▶ EXERCISE INPUT:
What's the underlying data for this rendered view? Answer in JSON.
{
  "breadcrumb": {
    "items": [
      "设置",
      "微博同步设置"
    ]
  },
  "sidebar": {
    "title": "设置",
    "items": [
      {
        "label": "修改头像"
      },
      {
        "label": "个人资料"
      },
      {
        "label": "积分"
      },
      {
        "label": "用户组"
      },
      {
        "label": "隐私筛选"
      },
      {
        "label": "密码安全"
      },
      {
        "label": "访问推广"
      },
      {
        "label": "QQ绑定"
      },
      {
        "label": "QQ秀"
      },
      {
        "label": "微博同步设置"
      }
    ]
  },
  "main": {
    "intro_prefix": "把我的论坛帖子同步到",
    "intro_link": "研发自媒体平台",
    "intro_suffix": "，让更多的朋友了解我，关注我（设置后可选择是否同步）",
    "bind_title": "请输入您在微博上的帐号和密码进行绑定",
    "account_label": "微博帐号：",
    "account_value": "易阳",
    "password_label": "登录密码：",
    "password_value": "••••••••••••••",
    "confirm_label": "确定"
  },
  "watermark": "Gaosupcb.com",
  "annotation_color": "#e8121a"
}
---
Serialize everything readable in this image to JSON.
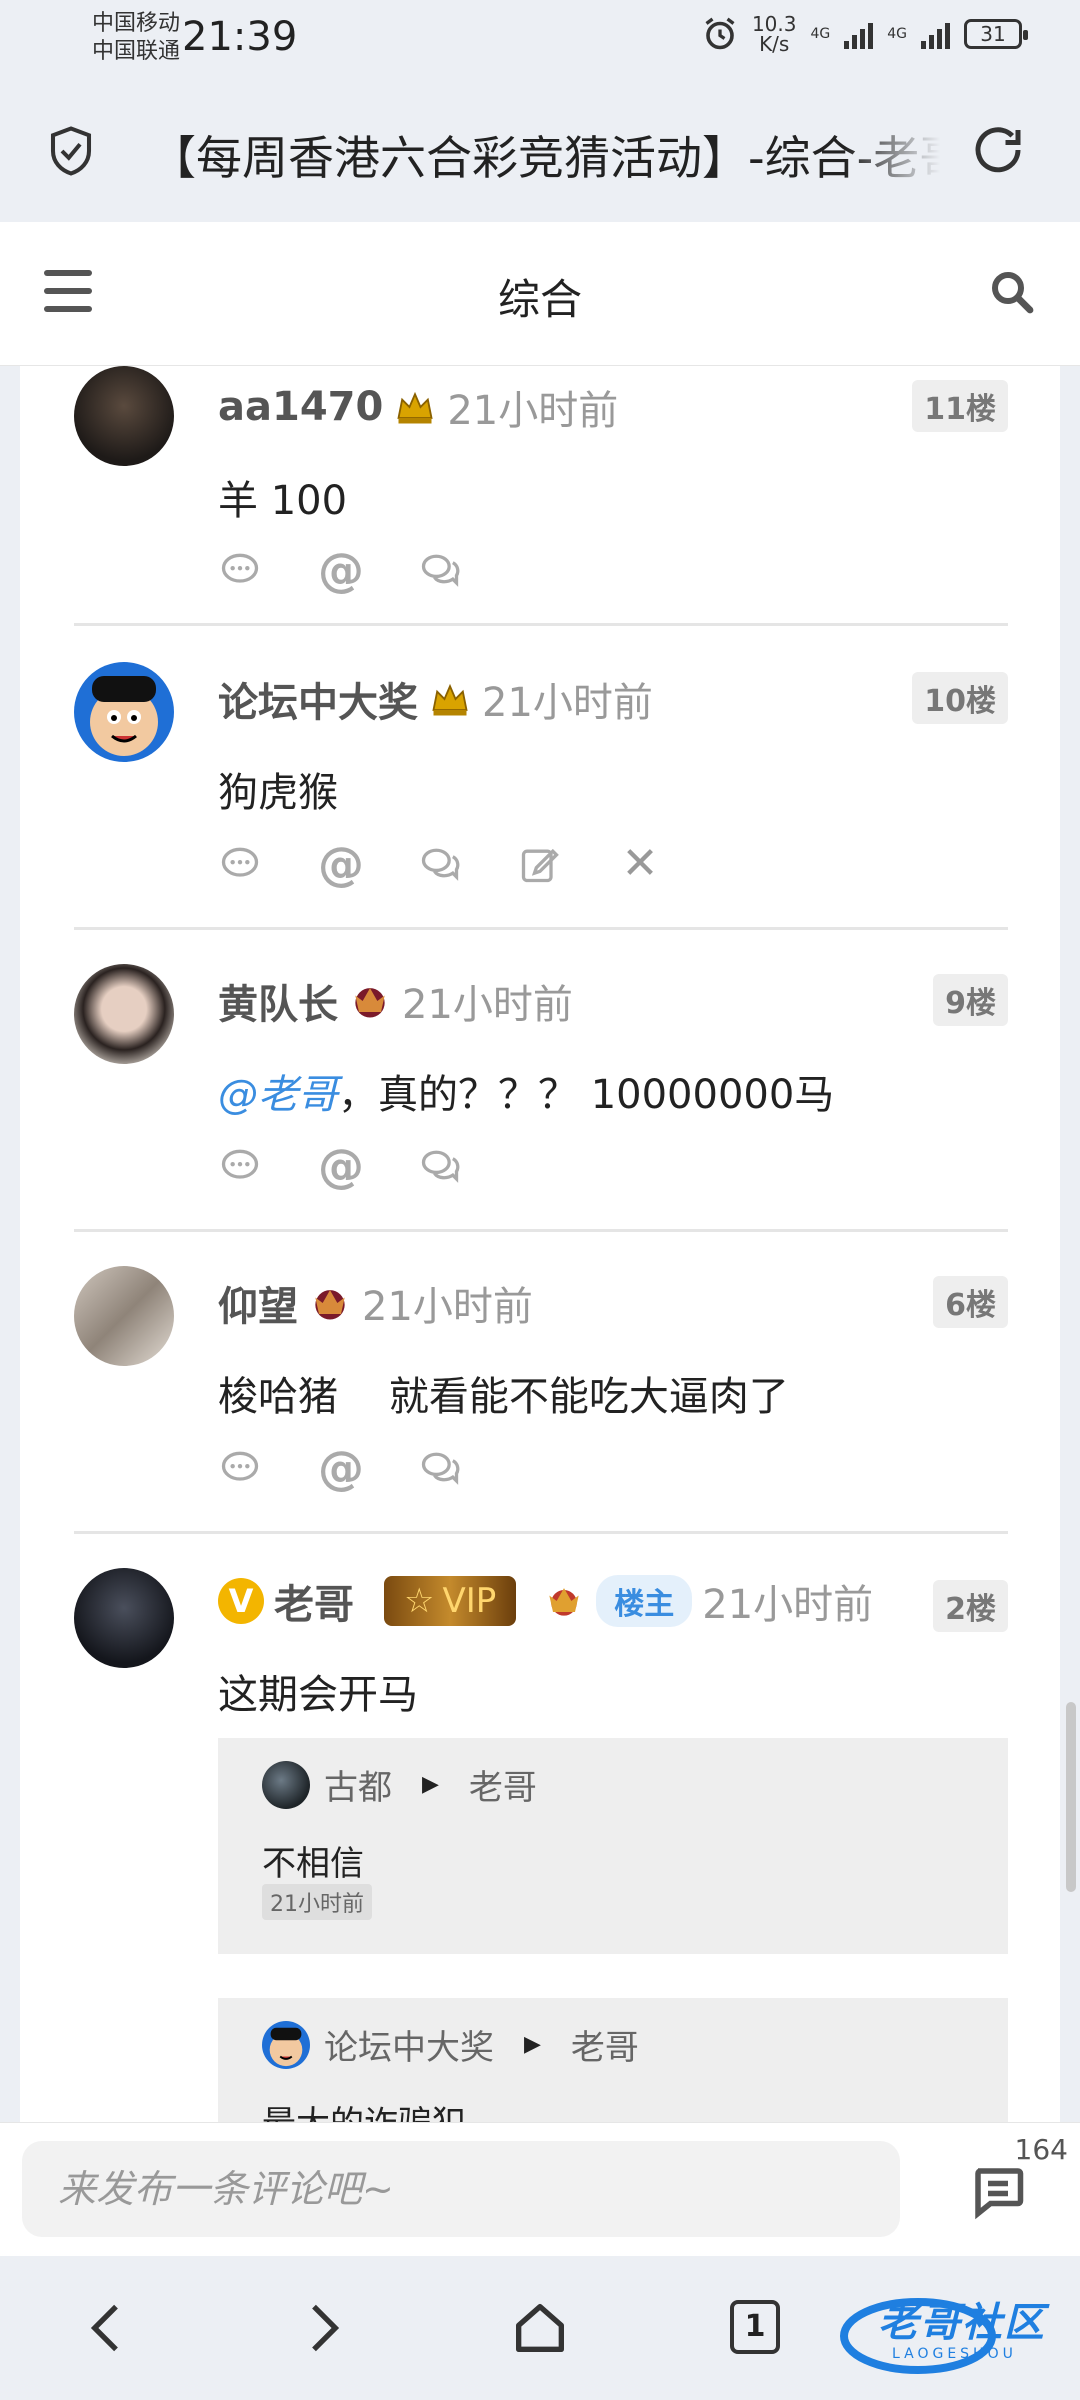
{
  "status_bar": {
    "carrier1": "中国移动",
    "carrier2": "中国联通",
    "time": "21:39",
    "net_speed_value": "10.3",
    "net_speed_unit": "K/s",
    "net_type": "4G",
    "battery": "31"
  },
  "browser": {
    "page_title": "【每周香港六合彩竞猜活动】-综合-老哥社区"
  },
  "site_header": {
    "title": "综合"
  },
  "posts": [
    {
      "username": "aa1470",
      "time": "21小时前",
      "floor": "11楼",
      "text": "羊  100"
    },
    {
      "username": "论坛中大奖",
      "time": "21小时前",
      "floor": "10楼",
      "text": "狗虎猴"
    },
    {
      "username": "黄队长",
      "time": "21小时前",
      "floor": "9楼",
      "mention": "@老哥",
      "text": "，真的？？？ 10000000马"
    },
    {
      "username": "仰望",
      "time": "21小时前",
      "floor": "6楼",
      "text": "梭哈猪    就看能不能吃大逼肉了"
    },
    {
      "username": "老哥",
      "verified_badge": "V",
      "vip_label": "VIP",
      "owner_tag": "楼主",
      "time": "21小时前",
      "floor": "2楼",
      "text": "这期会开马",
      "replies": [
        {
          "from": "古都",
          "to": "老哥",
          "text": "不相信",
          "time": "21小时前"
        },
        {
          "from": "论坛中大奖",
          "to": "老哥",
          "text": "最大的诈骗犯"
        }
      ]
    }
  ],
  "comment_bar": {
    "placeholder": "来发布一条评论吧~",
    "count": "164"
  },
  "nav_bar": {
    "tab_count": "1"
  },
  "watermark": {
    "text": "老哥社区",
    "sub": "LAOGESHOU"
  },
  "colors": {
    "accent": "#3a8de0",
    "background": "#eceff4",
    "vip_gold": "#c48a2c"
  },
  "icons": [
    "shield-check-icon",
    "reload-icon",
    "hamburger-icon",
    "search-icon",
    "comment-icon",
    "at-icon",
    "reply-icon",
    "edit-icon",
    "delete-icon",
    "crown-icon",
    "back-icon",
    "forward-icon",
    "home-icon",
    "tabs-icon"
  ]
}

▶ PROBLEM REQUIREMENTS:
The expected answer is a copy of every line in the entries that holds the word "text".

▶ WRITTEN ANSWER:
      "text": "羊  100"
      "text": "狗虎猴"
      "text": "，真的？？？ 10000000马"
      "text": "梭哈猪    就看能不能吃大逼肉了"
      "text": "这期会开马",
          "text": "不相信",
          "text": "最大的诈骗犯"
    "text": "老哥社区",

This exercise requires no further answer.